“We all are.”

Sharon Daly, with 3 babies in the infant room.

Westport Mourns With John Chacho

For decades — as a physical education teacher, coach, and in retirement a nursery school worker — John Chacho helped raise Westport’s youth.

He and his wife Lucille raised 2 of their own:  Steve and Susan.

Stephen Chacho

On Thursday, Steve died of a heart attack after shoveling snow.  He was 46 years old.

A lifelong resident of Westport, he was a wrestler, soccer player and track athlete.  He graduated from Staples in 1982,  and attended Sacred Heart University.

He spent his career in the restaurant industry, and was a passionate and creative cook.

In addition to his parents, Steve is survived by his wife, Angela Chacho, and 2 stepchildren, Abbey-Lynn Albani and Joseph Albani.  He is also survived by his mother in-law, Mary Abraham and his father in-law, Louis Mennillo, andn many cousins, nieces and nephews.

The family will receive friends Monday from 4 to 8 p.m. in the Harding Funeral Home, 210 Post Road East.

Friends and family are invited to attend a Mass of Christian Burial on Tuesday, Feb. 1 at 11 a.m. at Assumption Church.

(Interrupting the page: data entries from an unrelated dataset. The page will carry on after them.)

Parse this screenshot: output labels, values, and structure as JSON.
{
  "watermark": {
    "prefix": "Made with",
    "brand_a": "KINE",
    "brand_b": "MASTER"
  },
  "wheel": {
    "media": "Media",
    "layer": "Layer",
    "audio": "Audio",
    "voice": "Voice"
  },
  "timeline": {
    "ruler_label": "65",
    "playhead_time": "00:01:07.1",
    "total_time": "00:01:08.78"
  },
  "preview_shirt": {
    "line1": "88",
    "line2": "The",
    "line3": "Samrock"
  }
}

In lieu of flowers, the family has requested memorial contributions in Stephen’s name to Assumption Church, 98 Riverside Ave., Westport, CT 06880.

Those wishing to leave an online condolence can click here.  Cards may be sent to John and Lucille Chacho at 11 Tarone Dr., Westport, CT 06880.